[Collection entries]
━━━━━━━━
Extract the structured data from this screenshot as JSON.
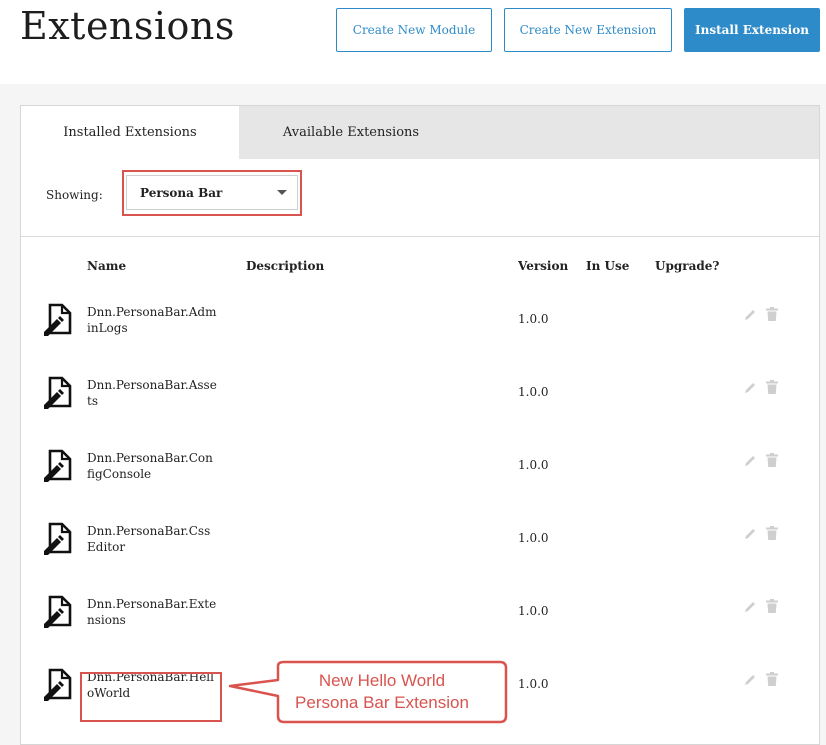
{
  "header": {
    "title": "Extensions",
    "buttons": {
      "create_module": "Create New Module",
      "create_extension": "Create New Extension",
      "install_extension": "Install Extension"
    }
  },
  "tabs": [
    {
      "label": "Installed Extensions",
      "active": true
    },
    {
      "label": "Available Extensions",
      "active": false
    }
  ],
  "filter": {
    "label": "Showing:",
    "selected": "Persona Bar"
  },
  "columns": [
    "Name",
    "Description",
    "Version",
    "In Use",
    "Upgrade?"
  ],
  "rows": [
    {
      "name": "Dnn.PersonaBar.AdminLogs",
      "description": "",
      "version": "1.0.0",
      "in_use": "",
      "upgrade": ""
    },
    {
      "name": "Dnn.PersonaBar.Assets",
      "description": "",
      "version": "1.0.0",
      "in_use": "",
      "upgrade": ""
    },
    {
      "name": "Dnn.PersonaBar.ConfigConsole",
      "description": "",
      "version": "1.0.0",
      "in_use": "",
      "upgrade": ""
    },
    {
      "name": "Dnn.PersonaBar.CssEditor",
      "description": "",
      "version": "1.0.0",
      "in_use": "",
      "upgrade": ""
    },
    {
      "name": "Dnn.PersonaBar.Extensions",
      "description": "",
      "version": "1.0.0",
      "in_use": "",
      "upgrade": ""
    },
    {
      "name": "Dnn.PersonaBar.HelloWorld",
      "description": "",
      "version": "1.0.0",
      "in_use": "",
      "upgrade": ""
    }
  ],
  "row_icons": [
    "module-package-icon",
    "edit-icon",
    "trash-icon"
  ],
  "annotation": {
    "line1": "New Hello World",
    "line2": "Persona Bar Extension"
  },
  "colors": {
    "accent": "#2e8bc9",
    "annotation": "#d9534f",
    "tab_inactive": "#e6e6e6"
  }
}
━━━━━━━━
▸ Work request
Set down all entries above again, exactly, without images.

▸ Response for this exercise
Extract the structured data from this screenshot as JSON.
{
  "header": {
    "title": "Extensions",
    "buttons": {
      "create_module": "Create New Module",
      "create_extension": "Create New Extension",
      "install_extension": "Install Extension"
    }
  },
  "tabs": [
    {
      "label": "Installed Extensions",
      "active": true
    },
    {
      "label": "Available Extensions",
      "active": false
    }
  ],
  "filter": {
    "label": "Showing:",
    "selected": "Persona Bar"
  },
  "columns": [
    "Name",
    "Description",
    "Version",
    "In Use",
    "Upgrade?"
  ],
  "rows": [
    {
      "name": "Dnn.PersonaBar.AdminLogs",
      "description": "",
      "version": "1.0.0",
      "in_use": "",
      "upgrade": ""
    },
    {
      "name": "Dnn.PersonaBar.Assets",
      "description": "",
      "version": "1.0.0",
      "in_use": "",
      "upgrade": ""
    },
    {
      "name": "Dnn.PersonaBar.ConfigConsole",
      "description": "",
      "version": "1.0.0",
      "in_use": "",
      "upgrade": ""
    },
    {
      "name": "Dnn.PersonaBar.CssEditor",
      "description": "",
      "version": "1.0.0",
      "in_use": "",
      "upgrade": ""
    },
    {
      "name": "Dnn.PersonaBar.Extensions",
      "description": "",
      "version": "1.0.0",
      "in_use": "",
      "upgrade": ""
    },
    {
      "name": "Dnn.PersonaBar.HelloWorld",
      "description": "",
      "version": "1.0.0",
      "in_use": "",
      "upgrade": ""
    }
  ],
  "row_icons": [
    "module-package-icon",
    "edit-icon",
    "trash-icon"
  ],
  "annotation": {
    "line1": "New Hello World",
    "line2": "Persona Bar Extension"
  },
  "colors": {
    "accent": "#2e8bc9",
    "annotation": "#d9534f",
    "tab_inactive": "#e6e6e6"
  }
}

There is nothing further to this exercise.